• _Dataset rows for apps and sites_
◆ ◆ ◆ ◆ ◆ ◆ ◆

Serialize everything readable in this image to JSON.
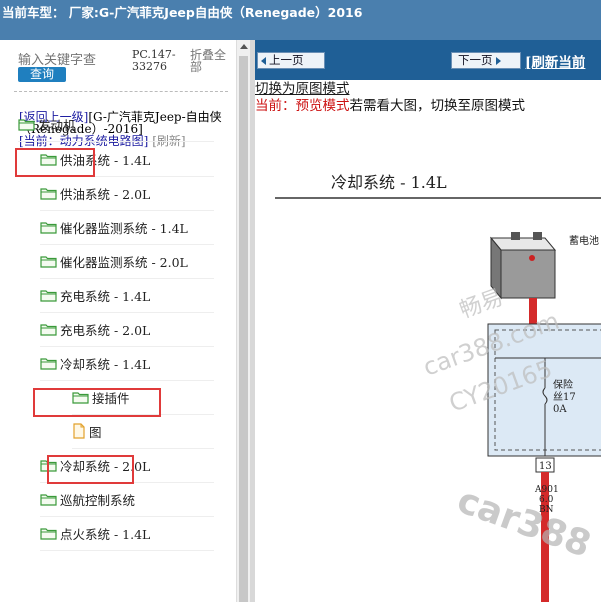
{
  "header": {
    "title": "当前车型：  厂家:G-广汽菲克Jeep自由侠（Renegade）2016"
  },
  "search": {
    "placeholder": "输入关键字查",
    "button": "查询",
    "pc_code": "PC.147-33276",
    "collapse_all": "折叠全部"
  },
  "nav": {
    "back": "[返回上一级]",
    "back_target": "[G-广汽菲克Jeep-自由侠（Renegade）-2016]",
    "current": "[当前：动力系统电路图]",
    "refresh": "[刷新]"
  },
  "tree": [
    {
      "label": "发动机",
      "type": "folder",
      "highlighted": true
    },
    {
      "label": "供油系统 - 1.4L",
      "type": "folder"
    },
    {
      "label": "供油系统 - 2.0L",
      "type": "folder"
    },
    {
      "label": "催化器监测系统 - 1.4L",
      "type": "folder"
    },
    {
      "label": "催化器监测系统 - 2.0L",
      "type": "folder"
    },
    {
      "label": "充电系统 - 1.4L",
      "type": "folder"
    },
    {
      "label": "充电系统 - 2.0L",
      "type": "folder"
    },
    {
      "label": "冷却系统 - 1.4L",
      "type": "folder",
      "highlighted": true
    },
    {
      "label": "接插件",
      "type": "folder"
    },
    {
      "label": "图",
      "type": "file",
      "highlighted": true
    },
    {
      "label": "冷却系统 - 2.0L",
      "type": "folder"
    },
    {
      "label": "巡航控制系统",
      "type": "folder"
    },
    {
      "label": "点火系统 - 1.4L",
      "type": "folder"
    }
  ],
  "toolbar": {
    "prev": "上一页",
    "next": "下一页",
    "refresh_current": "[刷新当前"
  },
  "viewer": {
    "switch_link": "切换为原图模式",
    "mode_prefix": "当前：",
    "mode_name": "预览模式",
    "mode_hint": "若需看大图，切换至原图模式"
  },
  "diagram": {
    "title": "冷却系统 - 1.4L",
    "battery_label": "蓄电池",
    "fuse_label_1": "保险",
    "fuse_label_2": "丝17",
    "fuse_rating": "0A",
    "connector_pin": "13",
    "wire_code": "A901",
    "wire_gauge": "6.0",
    "wire_color": "BN",
    "watermark_1": "畅易",
    "watermark_2": "car388.com",
    "watermark_3": "CY20165",
    "watermark_4": "car388"
  },
  "colors": {
    "header_bg": "#4a7fae",
    "toolbar_bg": "#1f5f96",
    "highlight_border": "#e03a3a",
    "folder_green": "#3a9a3a",
    "wire_red": "#d42a2a",
    "module_fill": "#dce9f5"
  }
}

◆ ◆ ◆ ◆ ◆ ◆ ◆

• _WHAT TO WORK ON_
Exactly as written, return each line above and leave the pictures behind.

• _ANSWER FOR THE TASK_
Serialize everything readable in this image to JSON.
{
  "header": {
    "title": "当前车型：  厂家:G-广汽菲克Jeep自由侠（Renegade）2016"
  },
  "search": {
    "placeholder": "输入关键字查",
    "button": "查询",
    "pc_code": "PC.147-33276",
    "collapse_all": "折叠全部"
  },
  "nav": {
    "back": "[返回上一级]",
    "back_target": "[G-广汽菲克Jeep-自由侠（Renegade）-2016]",
    "current": "[当前：动力系统电路图]",
    "refresh": "[刷新]"
  },
  "tree": [
    {
      "label": "发动机",
      "type": "folder",
      "highlighted": true
    },
    {
      "label": "供油系统 - 1.4L",
      "type": "folder"
    },
    {
      "label": "供油系统 - 2.0L",
      "type": "folder"
    },
    {
      "label": "催化器监测系统 - 1.4L",
      "type": "folder"
    },
    {
      "label": "催化器监测系统 - 2.0L",
      "type": "folder"
    },
    {
      "label": "充电系统 - 1.4L",
      "type": "folder"
    },
    {
      "label": "充电系统 - 2.0L",
      "type": "folder"
    },
    {
      "label": "冷却系统 - 1.4L",
      "type": "folder",
      "highlighted": true
    },
    {
      "label": "接插件",
      "type": "folder"
    },
    {
      "label": "图",
      "type": "file",
      "highlighted": true
    },
    {
      "label": "冷却系统 - 2.0L",
      "type": "folder"
    },
    {
      "label": "巡航控制系统",
      "type": "folder"
    },
    {
      "label": "点火系统 - 1.4L",
      "type": "folder"
    }
  ],
  "toolbar": {
    "prev": "上一页",
    "next": "下一页",
    "refresh_current": "[刷新当前"
  },
  "viewer": {
    "switch_link": "切换为原图模式",
    "mode_prefix": "当前：",
    "mode_name": "预览模式",
    "mode_hint": "若需看大图，切换至原图模式"
  },
  "diagram": {
    "title": "冷却系统 - 1.4L",
    "battery_label": "蓄电池",
    "fuse_label_1": "保险",
    "fuse_label_2": "丝17",
    "fuse_rating": "0A",
    "connector_pin": "13",
    "wire_code": "A901",
    "wire_gauge": "6.0",
    "wire_color": "BN",
    "watermark_1": "畅易",
    "watermark_2": "car388.com",
    "watermark_3": "CY20165",
    "watermark_4": "car388"
  },
  "colors": {
    "header_bg": "#4a7fae",
    "toolbar_bg": "#1f5f96",
    "highlight_border": "#e03a3a",
    "folder_green": "#3a9a3a",
    "wire_red": "#d42a2a",
    "module_fill": "#dce9f5"
  }
}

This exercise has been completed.